But the agency has kept some restrictions in place. Patients have to sign a form that lays out the risks of mifepristone, and they have to obtain a prescription from a health-care provider who is certified under the federal monitoring program. Pharmacies also have to be certified under that program to dispense the medication to the patient.
Ferguson and the other attorneys general are asking the judge in Washington state to drop these restrictions. The 17 states include Arizona, Colorado, Connecticut, Delaware, Illinois, Michigan, Nevada, New Mexico, Oregon, Rhode Island, Vermont, Hawaii, Maine, Maryland, Minnesota, Pennsylvania and Washington.
"It only serves to make mifepristone harder for doctors to prescribe, harder for pharmacies to fill, harder for patients to access, and more burdensome for the Plaintiff States and their health care providers to dispense," the attorneys general told the judge in their complaint.
Cohen said the Washington lawsuit raises the question of whether the Biden administration would appeal a decision that orders the FDA to drop mifepristone restrictions.
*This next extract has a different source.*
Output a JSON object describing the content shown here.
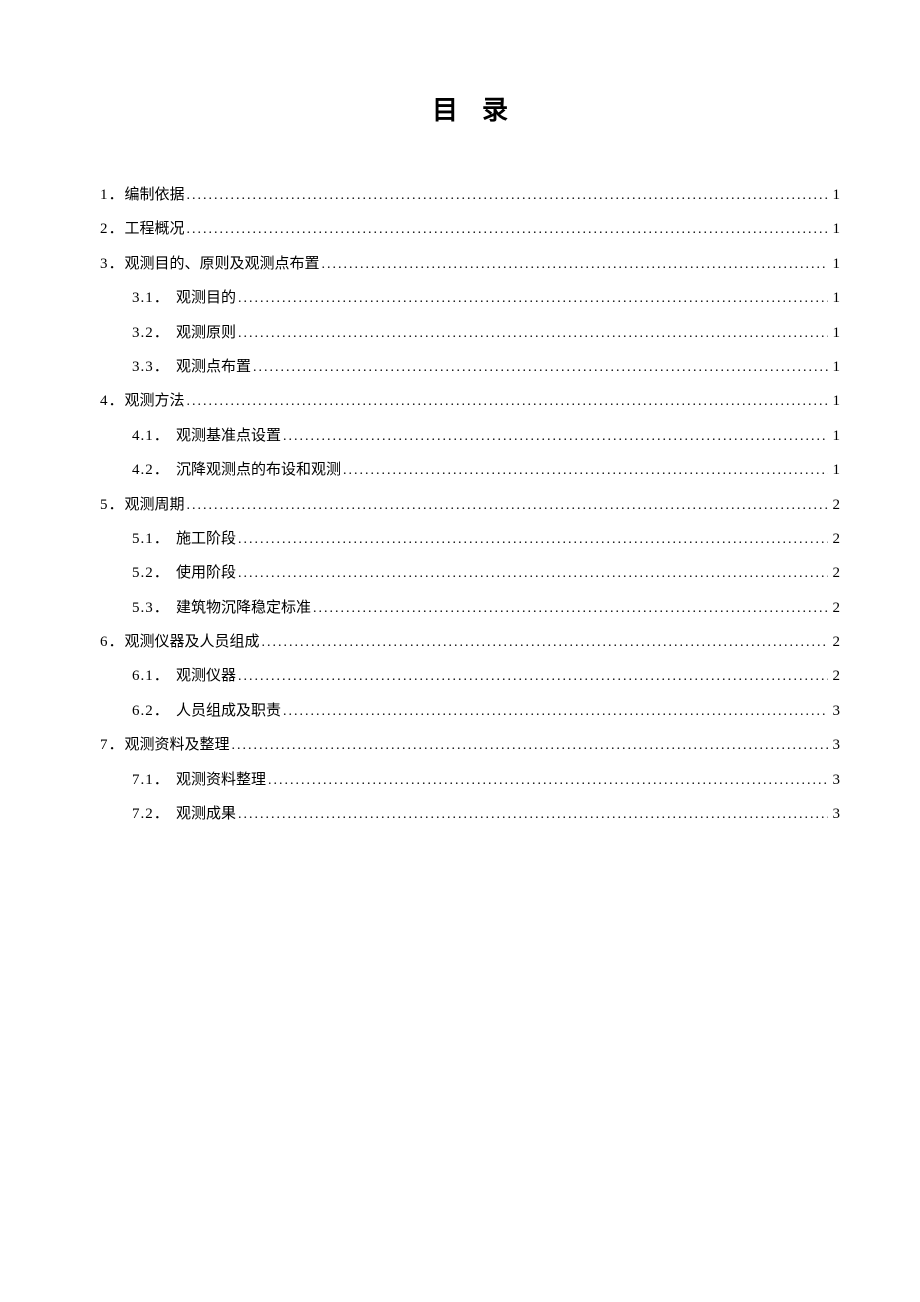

The White House may not want to explain why it is defending obstacles to medication abortion, even though the FDA probably wants to protect its regulatory authority, Cohen said. It's possible the Biden administration wouldn't appeal if they lose in Washington state and just let the remaining restrictions on the abortion pill fall, he added.
But Ferguson noted the administration chose to defend the restrictions in court on Tuesday: "It wasn't like they said, 'Ferguson's right, we shouldn't have these restrictions.' They're fighting it, they're defending it. So what they would do if we prevail, I don't know."
Rachel Rebouche, an expert on reproductive health law at Temple University, said the cases in Washington and Texas raise the prospect of Supreme Court involvement. Rebouche signed a brief in the Texas case that defended the FDA's approval of mifepristone.
If the district court cases in Washington and Texas get appealed to the 9th Circuit and 5th Circuit appeals courts, respectively, and those circuit courts issue contradictory rulings, "those are then questions that are prime for the Supreme Court," Rebouche said.
A slight majority of the judges on the 9th Circuit court were nominated by Democratic presidents, while an overwhelming majority of the judges on the 5th Circuit were nominated by Republican presidents.
Oregon Attorney General Ellen Rosenblum, who co-led the Washington lawsuit with Ferguson, said she would have concerns about the case ending up in the Supreme Court after the court's decision last year to end the abortion rights under Roe v. Wade.
"We don't particularly want to make this into a U.S. Supreme Court case," Rosenblum said.